Guns are banned from the hall where Trump will be speaking during the NRA convention, and the former president will also be protected by a heavy coterie of Secret Service agents.

After the shooting on Tuesday, Sen. Ted Cruz, R-Texas, who’s also slated to attend the NRA convention, told reporters that gun control legislation “doesn’t work.”

“It’s not effective,” Cruz said. “It doesn’t prevent crime.”

Senate Majority Leader Chuck Schumer, D-N.Y., who could lose control of the Senate in November, said Wednesday, “We are going to vote on gun legislation.”

Senate Majority Leader Chuck Schumer points his finger as he delivers an argument.
Senate Majority Leader Chuck Schumer speaks on the Senate floor on Wednesday. (Senate Television via AP)

In order to advance any gun control measure, Democrats and a small number of moderate Republicans would have to muster 60 votes in the Senate to clear a likely filibuster of any gun measure — or they would have to eliminate the filibuster.

Both options seem highly unlikely in a Senate split 50-50 between Democrats and Republicans. But after the latest tragedy, in which the suspect targeted elementary school children, Democrats sense a growing urgency to take action.

Sen. Kyrsten Sinema, D-Ariz., who has been notoriously press-averse after building a brand for herself by holding up top Democratic priorities including voting rights legislation, engaged reporters at the U.S. Capitol on Wednesday to say she was looking for a compromise measure with moderate Republican senators.

And the onetime Democratic presidential contender Beto O’Rourke, who is running for Texas governor, confronted Texas Gov. Greg Abbott Wednesday afternoon at a press conference about the shooting.
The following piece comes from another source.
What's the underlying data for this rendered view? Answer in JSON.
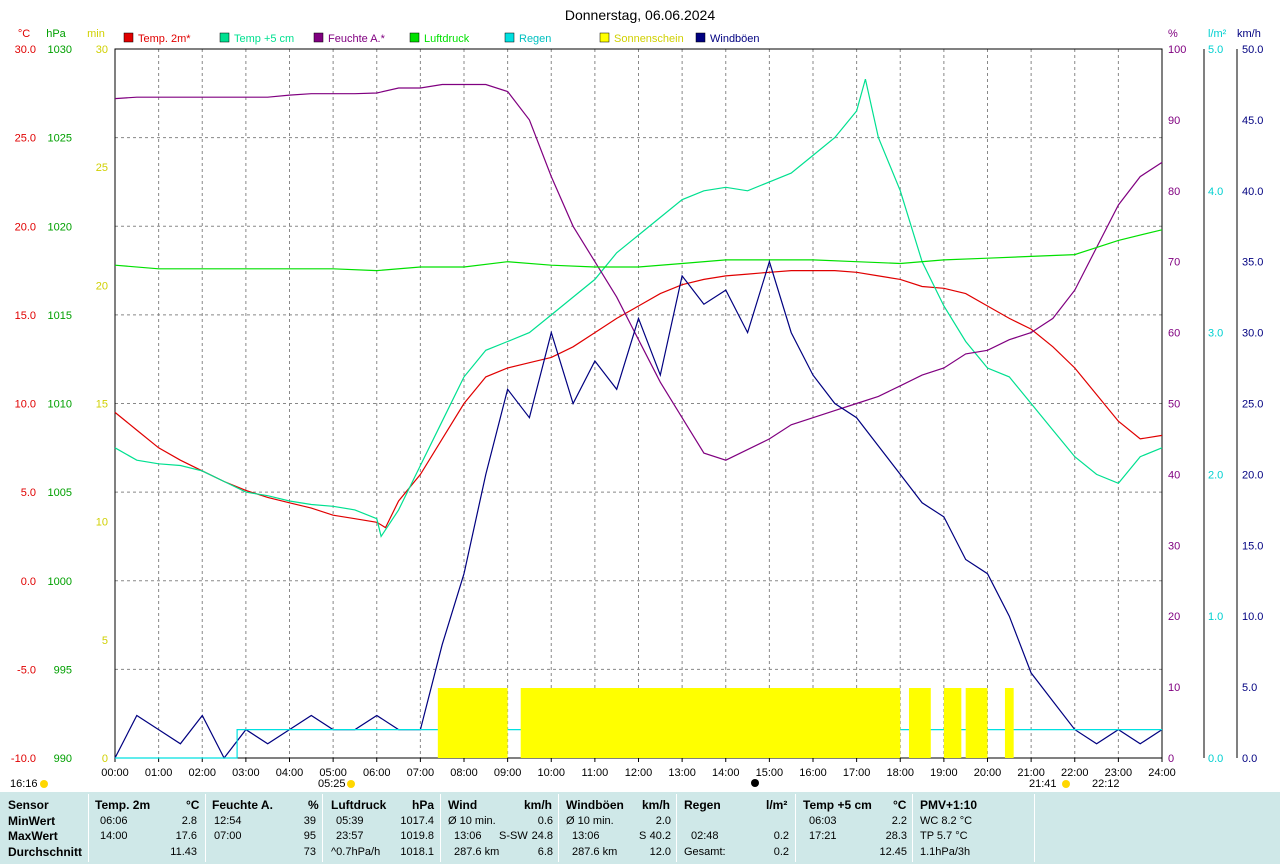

“It’s on you,” O’Rourke said, pointing at Abbott, before being pushed away by law enforcement.